Digital wallet. An electronic device or software that allows individuals to store, manage, and make electronic transactions. Examples include Apple Pay, Google Pay, and PayPal.

Electronic Funds Transfer (eFt). Any transfer of funds initiated electronically. This includes card payments, cash machine/ATM withdrawals, point-of-sale (Pos), and debit transfers without requiring the intervention of bank staff.

Financial inclusion. The effort to provide access to affordable and quality financial services to all. Some individuals and businesses who are traditionally underserved or excluded from the mainstream financial system benefit most from financial inclusion.

Fintech as a Service (FaaS). When any company uses fintech APIs to embed financial capabilities into their existing applications, products and services. Sound familiar? FaaS is pretty much interchangeable with BaaS, but is fast becoming the preferable term in this fast-growing industry.

Know Your Customer (KYC). Standards used within the financial services industry to protect all parties from risk. This is done through the mandatory verification and authentication of a customer’s identity. All legal and financial institutions must validate their customers’ Proof of Identity (POI) and Proof of Address (POA) to prevent illegal or fraudulent activities.

Metaverse. The next iteration of the Internet. The metaverse is a digital, immersive 3D world that mimics aspects of the physical world using technologies like virtual reality (VR). Research suggests that 25% of people will spend at least one hour a day in a metaverse for work, shopping, education, social media and/or entertainment by 2026.

Open banking. The practice of sharing customer financial information securely. This information is shared with third-party financial service providers through the use of application programming interfaces (APIs).

Payment gateway. An interface between a merchant and the acquirer that allows the acceptance of credit/debit transactions. The technology behind a payment gateway validates card details, ensures sufficient funds, and then enables merchants to get paid.

Payment Card Industry Data Security Standard (PCI DSS). A set of standards that protect consumers’ sensitive data. It is applicable to organizations that store/process/transmit cardholder data either as clear or in an encrypted manner.

Point-to-Point Encryption (P2P). Payment encryption. Specifically, customer account data is encrypted at the swipe and decrypted at either a retailer’s switch, a payment gateway, or by the processor depending on the scheme. 

OS financing. Also referred to as point-of-sale financing. This is an increasingly popular style of financial product that offers customers flexible, pay-over-time installment options when completing a sale via e-commerce. BNPL is an example of POS financing. 

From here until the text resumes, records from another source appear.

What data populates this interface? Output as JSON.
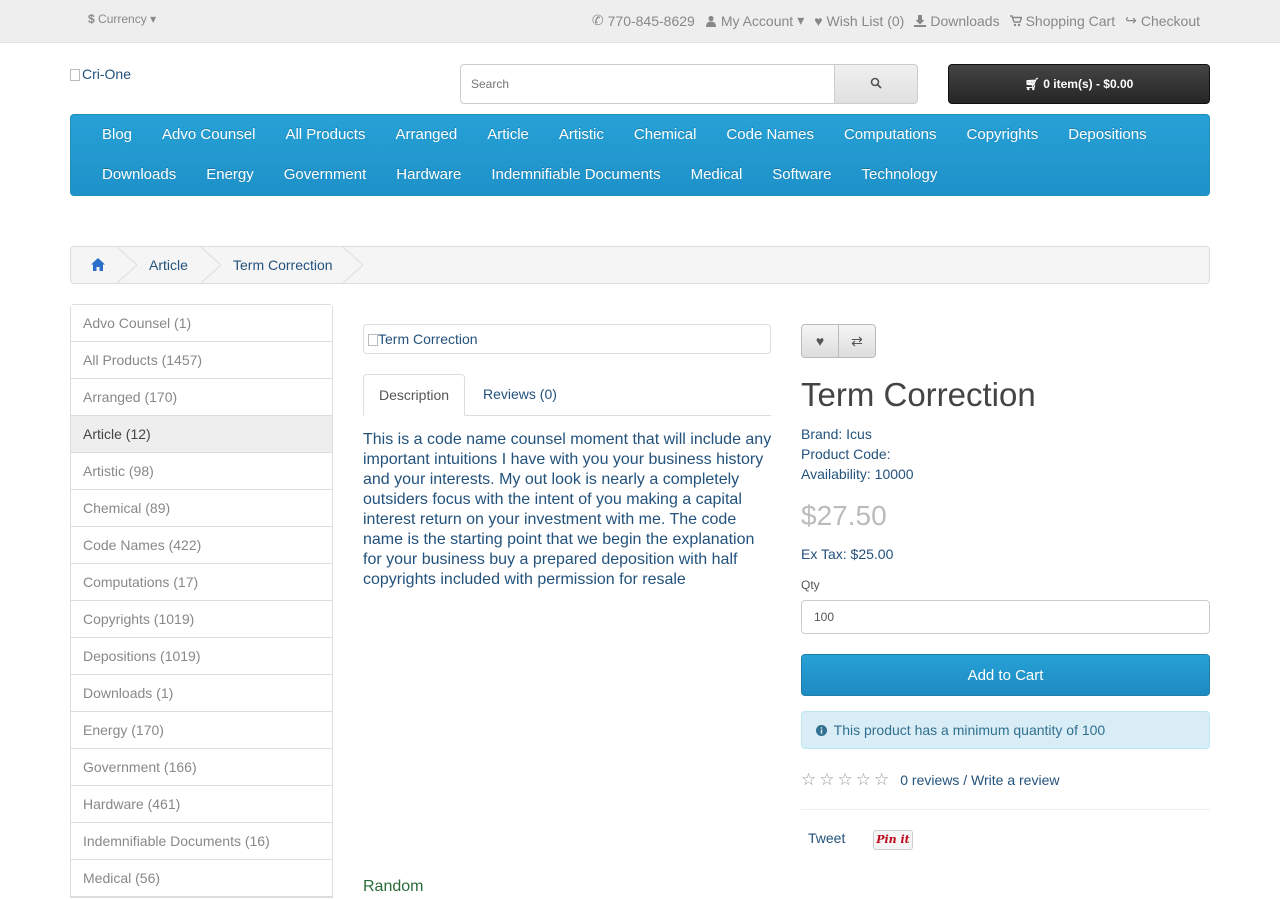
{
  "topbar": {
    "currency_symbol": "$",
    "currency_label": "Currency",
    "phone": "770-845-8629",
    "my_account": "My Account",
    "wishlist": "Wish List (0)",
    "downloads": "Downloads",
    "shopping_cart": "Shopping Cart",
    "checkout": "Checkout"
  },
  "header": {
    "logo_alt": "Cri-One",
    "search_placeholder": "Search",
    "cart_summary": "0 item(s) - $0.00"
  },
  "menu": {
    "row1": [
      "Blog",
      "Advo Counsel",
      "All Products",
      "Arranged",
      "Article",
      "Artistic",
      "Chemical",
      "Code Names",
      "Computations",
      "Copyrights",
      "Depositions"
    ],
    "row2": [
      "Downloads",
      "Energy",
      "Government",
      "Hardware",
      "Indemnifiable Documents",
      "Medical",
      "Software",
      "Technology"
    ]
  },
  "breadcrumb": {
    "items": [
      "Article",
      "Term Correction"
    ]
  },
  "sidebar": {
    "items": [
      {
        "label": "Advo Counsel (1)"
      },
      {
        "label": "All Products (1457)"
      },
      {
        "label": "Arranged (170)"
      },
      {
        "label": "Article (12)",
        "active": true
      },
      {
        "label": "Artistic (98)"
      },
      {
        "label": "Chemical (89)"
      },
      {
        "label": "Code Names (422)"
      },
      {
        "label": "Computations (17)"
      },
      {
        "label": "Copyrights (1019)"
      },
      {
        "label": "Depositions (1019)"
      },
      {
        "label": "Downloads (1)"
      },
      {
        "label": "Energy (170)"
      },
      {
        "label": "Government (166)"
      },
      {
        "label": "Hardware (461)"
      },
      {
        "label": "Indemnifiable Documents (16)"
      },
      {
        "label": "Medical (56)"
      }
    ]
  },
  "product": {
    "image_alt": "Term Correction",
    "tab_description": "Description",
    "tab_reviews": "Reviews (0)",
    "description": "This is a code name counsel moment that will include any important intuitions I have with you your business history and your interests. My out look is nearly a completely outsiders focus with the intent of you making a capital interest return on your investment with me. The code name is the starting point that we begin the explanation for your business buy a prepared deposition with half copyrights included with permission for resale",
    "random_heading": "Random",
    "title": "Term Correction",
    "brand": "Brand: Icus",
    "product_code": "Product Code:",
    "availability": "Availability: 10000",
    "price": "$27.50",
    "ex_tax": "Ex Tax: $25.00",
    "qty_label": "Qty",
    "qty_value": "100",
    "add_to_cart": "Add to Cart",
    "min_qty_notice": "This product has a minimum quantity of 100",
    "reviews_link": "0 reviews / Write a review",
    "rating_stars": 0,
    "tweet": "Tweet",
    "pin_it": "Pin it"
  },
  "colors": {
    "menu_blue": "#1e91c9",
    "link": "#23527c",
    "alert_bg": "#d9edf7"
  }
}
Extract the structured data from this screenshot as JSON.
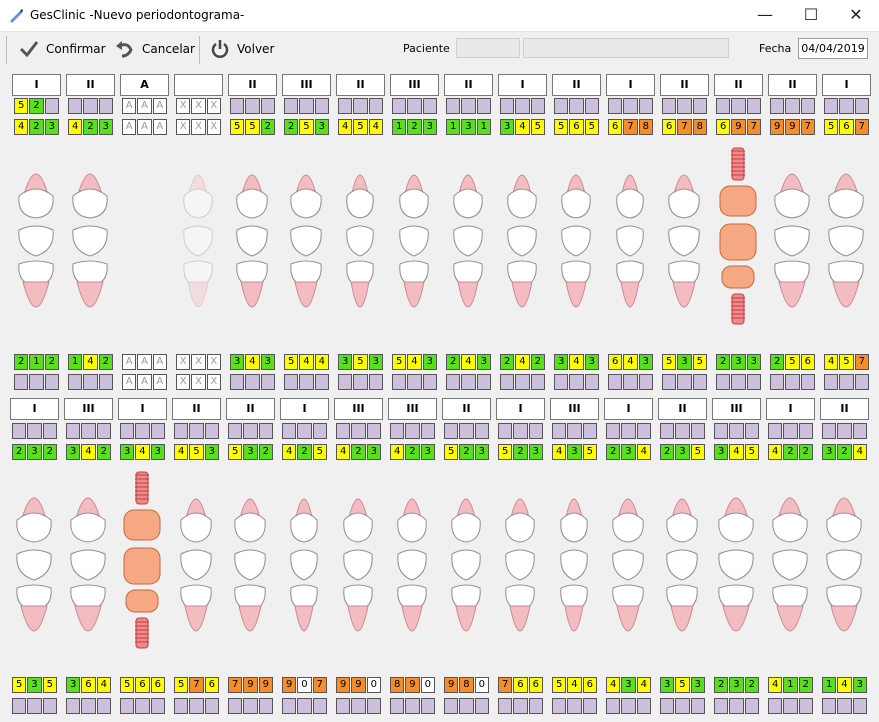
{
  "window": {
    "title": "GesClinic -Nuevo periodontograma-",
    "minimize": "—",
    "maximize": "☐",
    "close": "✕"
  },
  "toolbar": {
    "confirm": "Confirmar",
    "cancel": "Cancelar",
    "back": "Volver",
    "patient_label": "Paciente",
    "patient_value": "",
    "patient_name": "",
    "date_label": "Fecha",
    "date_value": "04/04/2019"
  },
  "colors": {
    "yellow": "#fefe00",
    "green": "#59e01a",
    "orange": "#f58d2a",
    "white": "#ffffff",
    "lilac": "#cdc0dc",
    "implant": "#f5a882"
  },
  "upper": [
    {
      "mob": "I",
      "top": [
        "5",
        "2",
        ""
      ],
      "bot": [
        "4",
        "2",
        "3"
      ],
      "pal": [
        "2",
        "1",
        "2"
      ],
      "pal2": [
        "",
        "",
        ""
      ],
      "kind": "molar"
    },
    {
      "mob": "II",
      "top": [
        "",
        "",
        ""
      ],
      "bot": [
        "4",
        "2",
        "3"
      ],
      "pal": [
        "1",
        "4",
        "2"
      ],
      "pal2": [
        "",
        "",
        ""
      ],
      "kind": "molar"
    },
    {
      "mob": "A",
      "top": [
        "A",
        "A",
        "A"
      ],
      "bot": [
        "A",
        "A",
        "A"
      ],
      "pal": [
        "A",
        "A",
        "A"
      ],
      "pal2": [
        "A",
        "A",
        "A"
      ],
      "kind": "absent"
    },
    {
      "mob": "",
      "top": [
        "X",
        "X",
        "X"
      ],
      "bot": [
        "X",
        "X",
        "X"
      ],
      "pal": [
        "X",
        "X",
        "X"
      ],
      "pal2": [
        "X",
        "X",
        "X"
      ],
      "kind": "ghost"
    },
    {
      "mob": "II",
      "top": [
        "",
        "",
        ""
      ],
      "bot": [
        "5",
        "5",
        "2"
      ],
      "pal": [
        "3",
        "4",
        "3"
      ],
      "pal2": [
        "",
        "",
        ""
      ],
      "kind": "premolar"
    },
    {
      "mob": "III",
      "top": [
        "",
        "",
        ""
      ],
      "bot": [
        "2",
        "5",
        "3"
      ],
      "pal": [
        "5",
        "4",
        "4"
      ],
      "pal2": [
        "",
        "",
        ""
      ],
      "kind": "premolar"
    },
    {
      "mob": "II",
      "top": [
        "",
        "",
        ""
      ],
      "bot": [
        "4",
        "5",
        "4"
      ],
      "pal": [
        "3",
        "5",
        "3"
      ],
      "pal2": [
        "",
        "",
        ""
      ],
      "kind": "canine"
    },
    {
      "mob": "III",
      "top": [
        "",
        "",
        ""
      ],
      "bot": [
        "1",
        "2",
        "3"
      ],
      "pal": [
        "5",
        "4",
        "3"
      ],
      "pal2": [
        "",
        "",
        ""
      ],
      "kind": "incisor"
    },
    {
      "mob": "II",
      "top": [
        "",
        "",
        ""
      ],
      "bot": [
        "1",
        "3",
        "1"
      ],
      "pal": [
        "2",
        "4",
        "3"
      ],
      "pal2": [
        "",
        "",
        ""
      ],
      "kind": "incisor"
    },
    {
      "mob": "I",
      "top": [
        "",
        "",
        ""
      ],
      "bot": [
        "3",
        "4",
        "5"
      ],
      "pal": [
        "2",
        "4",
        "2"
      ],
      "pal2": [
        "",
        "",
        ""
      ],
      "kind": "incisor"
    },
    {
      "mob": "II",
      "top": [
        "",
        "",
        ""
      ],
      "bot": [
        "5",
        "6",
        "5"
      ],
      "pal": [
        "3",
        "4",
        "3"
      ],
      "pal2": [
        "",
        "",
        ""
      ],
      "kind": "incisor"
    },
    {
      "mob": "I",
      "top": [
        "",
        "",
        ""
      ],
      "bot": [
        "6",
        "7",
        "8"
      ],
      "pal": [
        "6",
        "4",
        "3"
      ],
      "pal2": [
        "",
        "",
        ""
      ],
      "kind": "canine"
    },
    {
      "mob": "II",
      "top": [
        "",
        "",
        ""
      ],
      "bot": [
        "6",
        "7",
        "8"
      ],
      "pal": [
        "5",
        "3",
        "5"
      ],
      "pal2": [
        "",
        "",
        ""
      ],
      "kind": "premolar"
    },
    {
      "mob": "II",
      "top": [
        "",
        "",
        ""
      ],
      "bot": [
        "6",
        "9",
        "7"
      ],
      "pal": [
        "2",
        "3",
        "3"
      ],
      "pal2": [
        "",
        "",
        ""
      ],
      "kind": "implant"
    },
    {
      "mob": "II",
      "top": [
        "",
        "",
        ""
      ],
      "bot": [
        "9",
        "9",
        "7"
      ],
      "pal": [
        "2",
        "5",
        "6"
      ],
      "pal2": [
        "",
        "",
        ""
      ],
      "kind": "molar"
    },
    {
      "mob": "I",
      "top": [
        "",
        "",
        ""
      ],
      "bot": [
        "5",
        "6",
        "7"
      ],
      "pal": [
        "4",
        "5",
        "7"
      ],
      "pal2": [
        "",
        "",
        ""
      ],
      "kind": "molar"
    }
  ],
  "lower": [
    {
      "mob": "I",
      "top": [
        "",
        "",
        ""
      ],
      "bot": [
        "2",
        "3",
        "2"
      ],
      "ling": [
        "5",
        "3",
        "5"
      ],
      "ling2": [
        "",
        "",
        ""
      ],
      "kind": "molar"
    },
    {
      "mob": "III",
      "top": [
        "",
        "",
        ""
      ],
      "bot": [
        "3",
        "4",
        "2"
      ],
      "ling": [
        "3",
        "6",
        "4"
      ],
      "ling2": [
        "",
        "",
        ""
      ],
      "kind": "molar"
    },
    {
      "mob": "I",
      "top": [
        "",
        "",
        ""
      ],
      "bot": [
        "3",
        "4",
        "3"
      ],
      "ling": [
        "5",
        "6",
        "6"
      ],
      "ling2": [
        "",
        "",
        ""
      ],
      "kind": "implant"
    },
    {
      "mob": "II",
      "top": [
        "",
        "",
        ""
      ],
      "bot": [
        "4",
        "5",
        "3"
      ],
      "ling": [
        "5",
        "7",
        "6"
      ],
      "ling2": [
        "",
        "",
        ""
      ],
      "kind": "premolar"
    },
    {
      "mob": "II",
      "top": [
        "",
        "",
        ""
      ],
      "bot": [
        "5",
        "3",
        "2"
      ],
      "ling": [
        "7",
        "9",
        "9"
      ],
      "ling2": [
        "",
        "",
        ""
      ],
      "kind": "premolar"
    },
    {
      "mob": "I",
      "top": [
        "",
        "",
        ""
      ],
      "bot": [
        "4",
        "2",
        "5"
      ],
      "ling": [
        "9",
        "0",
        "7"
      ],
      "ling2": [
        "",
        "",
        ""
      ],
      "kind": "canine"
    },
    {
      "mob": "III",
      "top": [
        "",
        "",
        ""
      ],
      "bot": [
        "4",
        "2",
        "3"
      ],
      "ling": [
        "9",
        "9",
        "0"
      ],
      "ling2": [
        "",
        "",
        ""
      ],
      "kind": "incisor"
    },
    {
      "mob": "III",
      "top": [
        "",
        "",
        ""
      ],
      "bot": [
        "4",
        "2",
        "3"
      ],
      "ling": [
        "8",
        "9",
        "0"
      ],
      "ling2": [
        "",
        "",
        ""
      ],
      "kind": "incisor"
    },
    {
      "mob": "II",
      "top": [
        "",
        "",
        ""
      ],
      "bot": [
        "5",
        "2",
        "3"
      ],
      "ling": [
        "9",
        "8",
        "0"
      ],
      "ling2": [
        "",
        "",
        ""
      ],
      "kind": "incisor"
    },
    {
      "mob": "I",
      "top": [
        "",
        "",
        ""
      ],
      "bot": [
        "5",
        "2",
        "3"
      ],
      "ling": [
        "7",
        "6",
        "6"
      ],
      "ling2": [
        "",
        "",
        ""
      ],
      "kind": "incisor"
    },
    {
      "mob": "III",
      "top": [
        "",
        "",
        ""
      ],
      "bot": [
        "4",
        "3",
        "5"
      ],
      "ling": [
        "5",
        "4",
        "6"
      ],
      "ling2": [
        "",
        "",
        ""
      ],
      "kind": "canine"
    },
    {
      "mob": "I",
      "top": [
        "",
        "",
        ""
      ],
      "bot": [
        "2",
        "3",
        "4"
      ],
      "ling": [
        "4",
        "3",
        "4"
      ],
      "ling2": [
        "",
        "",
        ""
      ],
      "kind": "premolar"
    },
    {
      "mob": "II",
      "top": [
        "",
        "",
        ""
      ],
      "bot": [
        "2",
        "3",
        "5"
      ],
      "ling": [
        "3",
        "5",
        "3"
      ],
      "ling2": [
        "",
        "",
        ""
      ],
      "kind": "premolar"
    },
    {
      "mob": "III",
      "top": [
        "",
        "",
        ""
      ],
      "bot": [
        "3",
        "4",
        "5"
      ],
      "ling": [
        "2",
        "3",
        "2"
      ],
      "ling2": [
        "",
        "",
        ""
      ],
      "kind": "molar"
    },
    {
      "mob": "I",
      "top": [
        "",
        "",
        ""
      ],
      "bot": [
        "4",
        "2",
        "2"
      ],
      "ling": [
        "4",
        "1",
        "2"
      ],
      "ling2": [
        "",
        "",
        ""
      ],
      "kind": "molar"
    },
    {
      "mob": "II",
      "top": [
        "",
        "",
        ""
      ],
      "bot": [
        "3",
        "2",
        "4"
      ],
      "ling": [
        "1",
        "4",
        "3"
      ],
      "ling2": [
        "",
        "",
        ""
      ],
      "kind": "molar"
    }
  ]
}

PSD2. A European regulation for electronic payment services that aims to make payments more secure, boost innovation, and help banking services adapt to new technologies. 

Regulated sandbox/Regulatory sandbox. A controlled environment provided by regulatory authorities. This environment allows fintech startups to test and experiment with innovative products and services under relaxed regulatory conditions.

Strong Customer Authentication (SCA). The use of two authentication factors for bank operations that were not previously required. This includes payments and access to accounts online or via apps. It also includes a stricter definition of what counts as an authentication factor.

Tokenization. The process of replacing cardholder data with a random string of characters called Tokens to move sensitive data. This minimizes the threat of fraud or identity theft.

Virtual card. A payment card that exists digitally, rather than as a plastic, physical card. Virtual versions still offers users the same capabilities, though. This includes contactless payments via a smartphone.

White-Label platform. Also referred to as a cleanskin platform. A software platform that can be rebranded by a third party, allowing a bank or lender to put their stamp on a platform. These platforms are generally developed by a third party (often a fintech).

Remember, this glossary provides a brief overview of common terms. There may be more detailed definitions and variations within each term.